COVID-19 Response Among NRF Grantees

October 19, 2021
student studies at computer in a mask

In 2020, grantee organizations faced a slew of new obstacles as a result of the COVID-19 pandemic. We wanted to know how the organizations we support adapted to the new circumstances and while every grantee organization faced distinct challenges and developed creative solutions specific to their community's needs, there were several common themes in COVID response from the 2020 grant cycle. Those themes are described below. 



100% of grantees reported changes to their proposed projects as a result of the pandemic. Some projects were ultimately completed as envisioned, but in many other cases grantees used NRF funding to pursue new goals or shift programming to safer formats.

girl delivers supplies while gloved and masked


Many grantees leaned into collaborations with other community organizations to provide basic necessities like food, cleaning supplies, and academic materials for the youth they serve. In some cases, this also meant providing targeted mentorship for youth experiencing emotional and mental stress related to the pandemic.

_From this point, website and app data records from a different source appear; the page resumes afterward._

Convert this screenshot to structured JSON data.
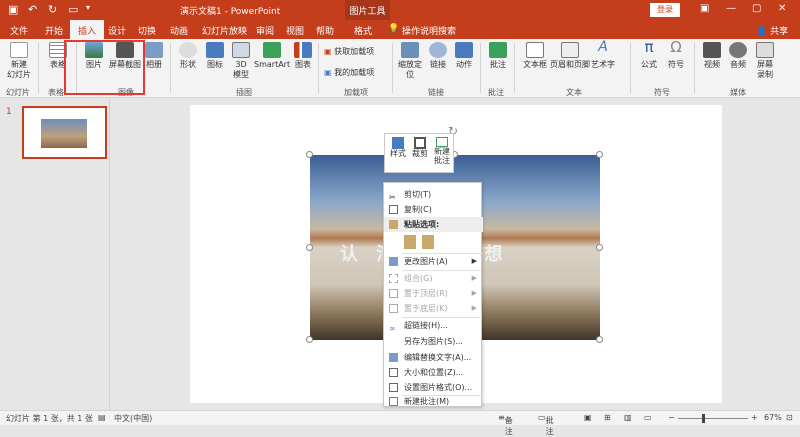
{
  "quick_access": {
    "save_icon": "save-icon",
    "undo_icon": "undo-icon",
    "redo_icon": "redo-icon",
    "start_icon": "start-from-beginning-icon",
    "dropdown_icon": "chevron-down-icon"
  },
  "window": {
    "title": "演示文稿1 - PowerPoint",
    "context_tools": "图片工具",
    "login": "登录"
  },
  "tabs": [
    "文件",
    "开始",
    "插入",
    "设计",
    "切换",
    "动画",
    "幻灯片放映",
    "审阅",
    "视图",
    "帮助",
    "格式"
  ],
  "tell_me": "操作说明搜索",
  "share": "共享",
  "ribbon": {
    "new_slide": "新建\n幻灯片",
    "table": "表格",
    "picture": "图片",
    "screenshot": "屏幕截图",
    "album": "相册",
    "shapes": "形状",
    "icons": "图标",
    "model3d": "3D\n模型",
    "smartart": "SmartArt",
    "chart": "图表",
    "get_addins": "获取加载项",
    "my_addins": "我的加载项",
    "zoom": "缩放定\n位",
    "link": "链接",
    "action": "动作",
    "comment": "批注",
    "textbox": "文本框",
    "header_footer": "页眉和页脚",
    "wordart": "艺术字",
    "equation": "公式",
    "symbol": "符号",
    "video": "视频",
    "audio": "音频",
    "screen_record": "屏幕\n录制",
    "groups": {
      "slides": "幻灯片",
      "tables": "表格",
      "images": "图像",
      "illustrations": "插图",
      "addins": "加载项",
      "links": "链接",
      "comments": "批注",
      "text": "文本",
      "symbols": "符号",
      "media": "媒体"
    }
  },
  "slides_pane": {
    "slide_number": "1"
  },
  "watermark_text": "认 清 放弃幻想",
  "mini_toolbar": {
    "style": "样式",
    "crop": "裁剪",
    "new_comment": "新建\n批注"
  },
  "context_menu": {
    "cut": "剪切(T)",
    "copy": "复制(C)",
    "paste_options": "粘贴选项:",
    "change_picture": "更改图片(A)",
    "group": "组合(G)",
    "bring_front": "置于顶层(R)",
    "send_back": "置于底层(K)",
    "hyperlink": "超链接(H)...",
    "save_as_picture": "另存为图片(S)...",
    "edit_alt_text": "编辑替换文字(A)...",
    "size_position": "大小和位置(Z)...",
    "format_picture": "设置图片格式(O)...",
    "new_comment": "新建批注(M)"
  },
  "status_bar": {
    "slide_info": "幻灯片 第 1 张，共 1 张",
    "language": "中文(中国)",
    "notes": "备注",
    "comments": "批注",
    "zoom": "67%"
  },
  "colors": {
    "accent": "#c43e1c",
    "highlight": "#e53935"
  }
}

Many grantees had big goals to reach large numbers of youth and families through their projects. With limits on group sizes, school closures, and changes to typical programming, most grantees did not reach as many youth as they originally hoped to serve. However, many organizations reported deepened relationships and increased engagement among participants who overcame these challenges.

kids watch screens while wearing masks


A majority of grantees changed program formats to keep youth and their families safe from COVID exposure. Some organizations invested in access assessments and helped participants meet technology needs so they could engage in programming virtually. Other organizations sent materials home to facilitate self-guided recreational experiences.


Grantees who received funding for construction projects such as park improvements faced challenges in sourcing goods and staying cost-efficient due to material shortages and price instability. In many cases, this meant extending construction timelines and reevaluating budgets.

father and child hug in a park


Participating in recreation at home provided opportunities for many parents, siblings, and other family members to become involved in programming. Some organizations also focused on providing respite for caregivers by offering supervised recreation opportunities for youth.


The pandemic heightened economic pressures for many families and NRF grantees responded by increasing the availability of scholarships within their organizations and by providing gear and materials for youth in their programs.

two boys in a park


For many grantees, NRF funding allowed organizations to maintain operations and support staff who were working hard to remain engaged with youth and their families. In many cases, this meant investing in training to help staff move programming online, gain skills in responding to mental health challenges, or promote social-emotional learning.